------ Supplied records ------

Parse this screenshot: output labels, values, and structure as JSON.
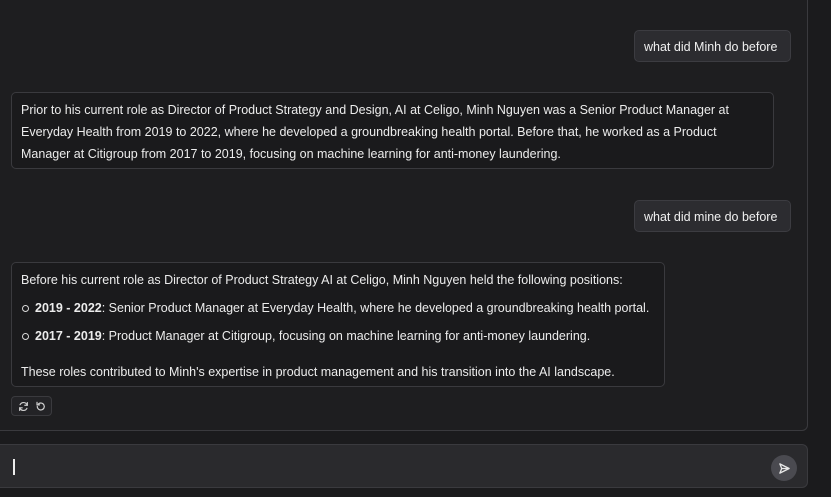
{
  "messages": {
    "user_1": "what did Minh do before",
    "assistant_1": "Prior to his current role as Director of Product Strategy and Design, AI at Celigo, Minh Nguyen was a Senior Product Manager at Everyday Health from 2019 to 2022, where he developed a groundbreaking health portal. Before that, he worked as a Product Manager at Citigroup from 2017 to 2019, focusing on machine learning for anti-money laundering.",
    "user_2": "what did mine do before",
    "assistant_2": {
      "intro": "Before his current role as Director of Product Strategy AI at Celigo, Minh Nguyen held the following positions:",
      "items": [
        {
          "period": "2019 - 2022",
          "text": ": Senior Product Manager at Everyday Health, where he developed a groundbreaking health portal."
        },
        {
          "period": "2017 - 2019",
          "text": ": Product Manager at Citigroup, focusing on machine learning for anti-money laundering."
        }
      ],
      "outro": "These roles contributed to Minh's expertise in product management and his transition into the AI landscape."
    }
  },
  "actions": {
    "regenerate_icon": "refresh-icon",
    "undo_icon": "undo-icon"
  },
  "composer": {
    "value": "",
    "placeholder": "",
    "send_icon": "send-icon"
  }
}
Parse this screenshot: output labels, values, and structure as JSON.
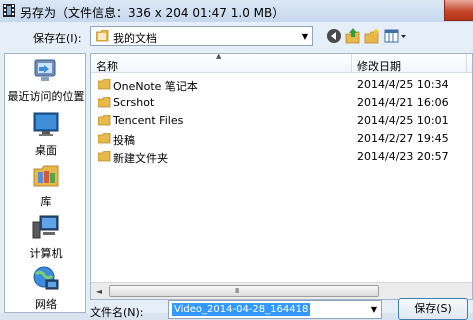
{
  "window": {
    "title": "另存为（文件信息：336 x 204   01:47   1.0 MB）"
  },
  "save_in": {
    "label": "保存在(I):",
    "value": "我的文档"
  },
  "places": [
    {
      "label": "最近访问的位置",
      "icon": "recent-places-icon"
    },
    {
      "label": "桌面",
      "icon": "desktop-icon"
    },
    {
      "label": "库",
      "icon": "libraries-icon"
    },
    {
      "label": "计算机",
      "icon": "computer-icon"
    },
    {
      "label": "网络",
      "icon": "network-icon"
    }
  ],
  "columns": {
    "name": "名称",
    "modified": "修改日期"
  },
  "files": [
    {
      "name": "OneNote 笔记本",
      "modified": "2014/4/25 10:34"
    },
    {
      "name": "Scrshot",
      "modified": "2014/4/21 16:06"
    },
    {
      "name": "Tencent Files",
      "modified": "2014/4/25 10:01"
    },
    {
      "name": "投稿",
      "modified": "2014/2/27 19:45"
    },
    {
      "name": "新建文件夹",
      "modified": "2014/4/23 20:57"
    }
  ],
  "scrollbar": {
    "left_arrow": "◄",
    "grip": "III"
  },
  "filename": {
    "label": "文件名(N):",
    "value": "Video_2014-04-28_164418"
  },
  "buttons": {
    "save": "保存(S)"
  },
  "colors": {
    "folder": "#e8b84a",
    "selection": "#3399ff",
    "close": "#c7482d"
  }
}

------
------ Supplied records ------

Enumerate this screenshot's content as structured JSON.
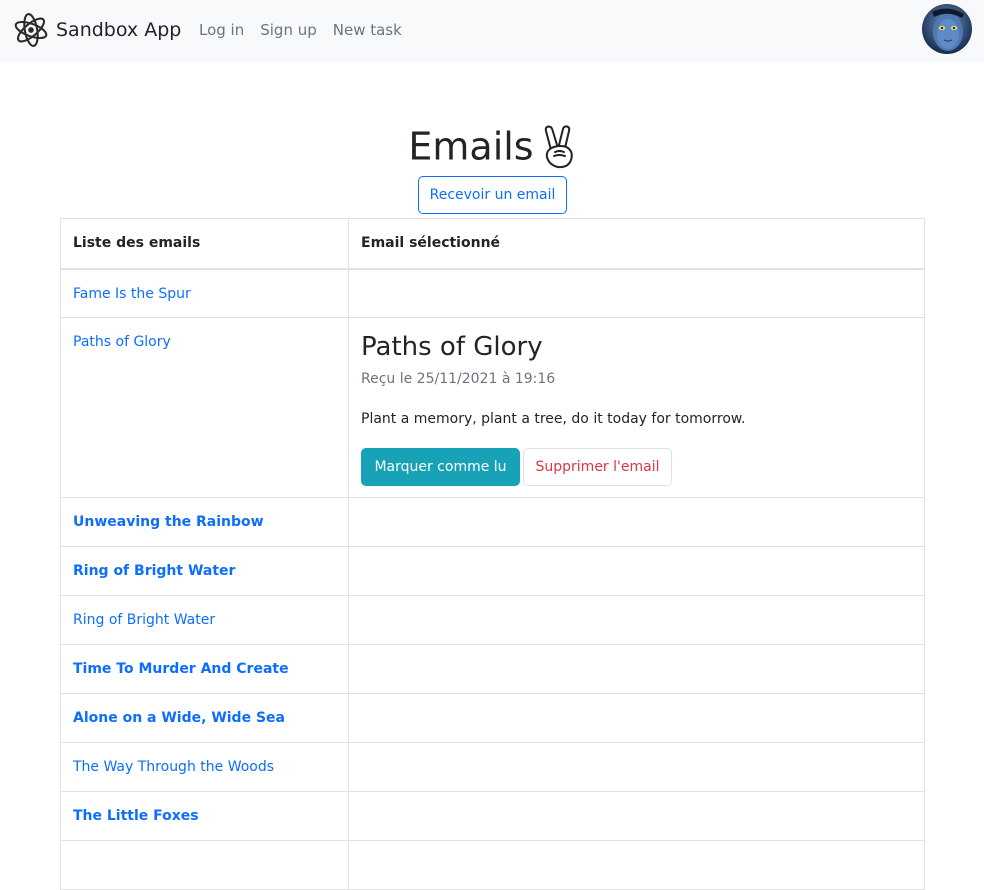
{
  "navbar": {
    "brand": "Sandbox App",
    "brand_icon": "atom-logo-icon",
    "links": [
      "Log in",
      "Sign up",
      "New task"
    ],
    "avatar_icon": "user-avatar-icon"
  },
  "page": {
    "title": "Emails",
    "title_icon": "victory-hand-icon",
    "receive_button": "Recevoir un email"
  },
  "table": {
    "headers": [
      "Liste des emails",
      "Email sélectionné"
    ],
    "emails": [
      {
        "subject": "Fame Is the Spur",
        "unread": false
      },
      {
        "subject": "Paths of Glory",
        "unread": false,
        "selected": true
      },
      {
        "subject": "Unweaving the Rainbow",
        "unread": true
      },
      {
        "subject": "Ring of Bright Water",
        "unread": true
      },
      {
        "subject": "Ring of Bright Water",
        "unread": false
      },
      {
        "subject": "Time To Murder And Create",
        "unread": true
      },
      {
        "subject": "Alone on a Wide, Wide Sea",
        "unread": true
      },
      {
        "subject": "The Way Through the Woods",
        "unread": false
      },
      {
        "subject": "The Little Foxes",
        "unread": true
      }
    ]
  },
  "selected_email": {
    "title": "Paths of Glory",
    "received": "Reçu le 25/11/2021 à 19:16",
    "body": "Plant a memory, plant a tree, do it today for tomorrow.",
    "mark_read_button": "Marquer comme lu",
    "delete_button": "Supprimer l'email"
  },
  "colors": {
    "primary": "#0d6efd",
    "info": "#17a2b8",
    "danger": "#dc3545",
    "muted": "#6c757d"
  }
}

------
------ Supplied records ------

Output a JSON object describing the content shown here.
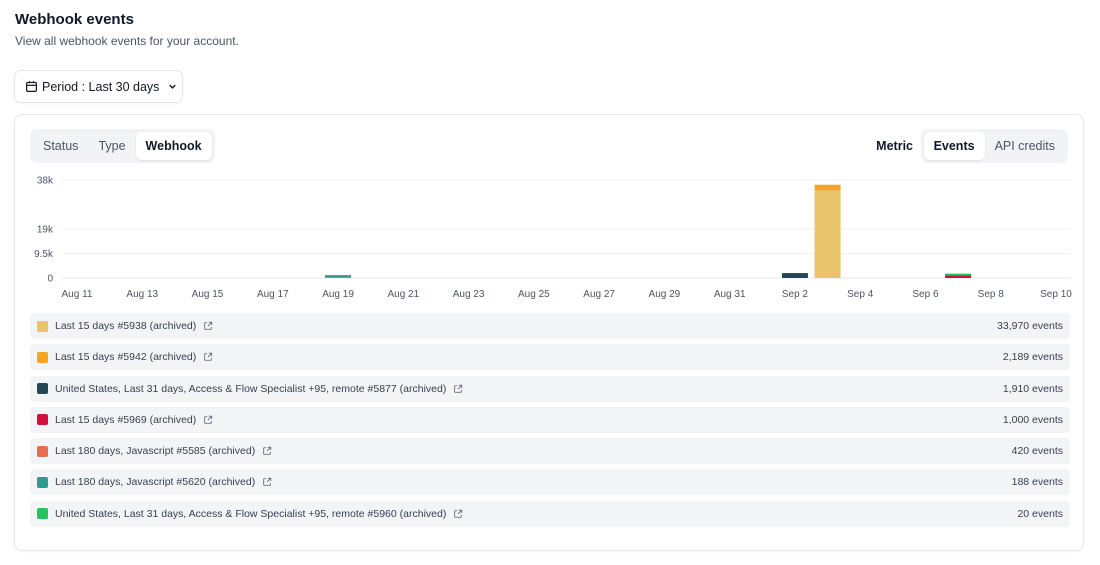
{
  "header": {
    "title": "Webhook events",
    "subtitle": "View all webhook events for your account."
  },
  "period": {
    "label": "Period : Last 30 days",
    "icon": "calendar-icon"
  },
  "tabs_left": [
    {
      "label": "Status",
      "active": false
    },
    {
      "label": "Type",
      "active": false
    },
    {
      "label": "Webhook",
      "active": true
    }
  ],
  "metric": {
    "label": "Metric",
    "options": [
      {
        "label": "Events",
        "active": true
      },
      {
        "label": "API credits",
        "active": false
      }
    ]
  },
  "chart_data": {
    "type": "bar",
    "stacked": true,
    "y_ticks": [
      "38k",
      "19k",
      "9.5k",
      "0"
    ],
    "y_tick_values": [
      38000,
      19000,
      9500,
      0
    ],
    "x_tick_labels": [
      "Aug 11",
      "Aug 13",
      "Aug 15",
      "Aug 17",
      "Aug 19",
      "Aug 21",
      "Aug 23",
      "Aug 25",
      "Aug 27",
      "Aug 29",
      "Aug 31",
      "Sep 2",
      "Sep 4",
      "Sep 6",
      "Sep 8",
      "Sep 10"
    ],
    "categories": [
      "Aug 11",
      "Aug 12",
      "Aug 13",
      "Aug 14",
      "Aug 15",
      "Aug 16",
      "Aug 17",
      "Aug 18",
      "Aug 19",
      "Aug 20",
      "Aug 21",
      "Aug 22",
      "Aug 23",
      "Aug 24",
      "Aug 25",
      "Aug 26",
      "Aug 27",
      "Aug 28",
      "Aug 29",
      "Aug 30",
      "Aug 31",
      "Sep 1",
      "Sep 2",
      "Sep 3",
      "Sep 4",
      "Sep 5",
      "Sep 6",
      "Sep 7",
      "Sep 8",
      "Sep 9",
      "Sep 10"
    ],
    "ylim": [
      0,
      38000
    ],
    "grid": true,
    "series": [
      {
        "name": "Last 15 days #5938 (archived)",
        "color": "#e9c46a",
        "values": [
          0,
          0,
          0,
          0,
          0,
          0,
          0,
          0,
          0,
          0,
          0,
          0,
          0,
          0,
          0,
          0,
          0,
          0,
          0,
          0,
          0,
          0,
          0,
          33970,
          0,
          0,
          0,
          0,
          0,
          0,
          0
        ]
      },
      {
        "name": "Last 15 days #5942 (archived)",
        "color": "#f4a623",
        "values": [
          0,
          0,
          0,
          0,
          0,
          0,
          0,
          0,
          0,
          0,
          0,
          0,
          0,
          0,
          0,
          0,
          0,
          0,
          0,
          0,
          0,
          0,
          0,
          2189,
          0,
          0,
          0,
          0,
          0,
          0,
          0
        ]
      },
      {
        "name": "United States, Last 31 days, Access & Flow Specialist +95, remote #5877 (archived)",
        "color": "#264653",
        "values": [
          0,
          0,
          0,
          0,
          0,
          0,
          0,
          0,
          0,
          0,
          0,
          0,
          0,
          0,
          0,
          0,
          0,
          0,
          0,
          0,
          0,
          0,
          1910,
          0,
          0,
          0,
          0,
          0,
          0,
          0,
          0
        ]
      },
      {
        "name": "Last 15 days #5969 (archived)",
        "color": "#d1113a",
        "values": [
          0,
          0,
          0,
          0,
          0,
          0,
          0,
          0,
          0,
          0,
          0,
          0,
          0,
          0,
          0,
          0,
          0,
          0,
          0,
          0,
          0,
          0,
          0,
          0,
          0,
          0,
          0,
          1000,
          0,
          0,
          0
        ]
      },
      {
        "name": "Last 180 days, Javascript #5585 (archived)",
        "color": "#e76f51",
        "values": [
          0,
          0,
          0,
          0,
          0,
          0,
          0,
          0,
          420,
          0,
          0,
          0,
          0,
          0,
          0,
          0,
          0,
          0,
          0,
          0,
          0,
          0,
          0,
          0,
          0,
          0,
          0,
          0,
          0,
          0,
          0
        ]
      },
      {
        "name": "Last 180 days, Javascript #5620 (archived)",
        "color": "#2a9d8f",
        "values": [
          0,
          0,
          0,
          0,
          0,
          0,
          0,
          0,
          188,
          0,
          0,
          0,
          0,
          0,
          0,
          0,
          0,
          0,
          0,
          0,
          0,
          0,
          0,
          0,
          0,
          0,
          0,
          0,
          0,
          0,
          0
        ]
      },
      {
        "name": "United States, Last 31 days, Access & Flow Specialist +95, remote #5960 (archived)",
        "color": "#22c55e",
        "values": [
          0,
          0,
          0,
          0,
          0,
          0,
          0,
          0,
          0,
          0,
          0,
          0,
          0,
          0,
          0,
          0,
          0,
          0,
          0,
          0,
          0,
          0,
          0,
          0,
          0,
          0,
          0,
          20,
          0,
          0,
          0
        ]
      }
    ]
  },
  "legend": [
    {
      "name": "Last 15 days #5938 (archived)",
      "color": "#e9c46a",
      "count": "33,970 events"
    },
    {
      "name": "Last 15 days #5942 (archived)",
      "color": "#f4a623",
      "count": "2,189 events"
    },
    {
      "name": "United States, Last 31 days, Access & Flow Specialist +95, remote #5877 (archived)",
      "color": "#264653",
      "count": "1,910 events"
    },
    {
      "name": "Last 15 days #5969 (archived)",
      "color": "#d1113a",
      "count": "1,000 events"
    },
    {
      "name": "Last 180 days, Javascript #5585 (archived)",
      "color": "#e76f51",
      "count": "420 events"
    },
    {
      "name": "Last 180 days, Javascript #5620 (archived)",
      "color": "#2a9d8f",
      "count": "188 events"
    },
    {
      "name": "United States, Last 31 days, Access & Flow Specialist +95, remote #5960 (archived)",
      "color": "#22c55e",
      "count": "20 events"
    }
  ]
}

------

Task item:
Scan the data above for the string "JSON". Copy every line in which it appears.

Solution to this problem:
Parse this screenshot: output labels, values, and structure as JSON.
Parse this screenshot: output labels, values, and structure as JSON.
Enumerate this screenshot's content as structured JSON.
Output a JSON object describing the content shown here.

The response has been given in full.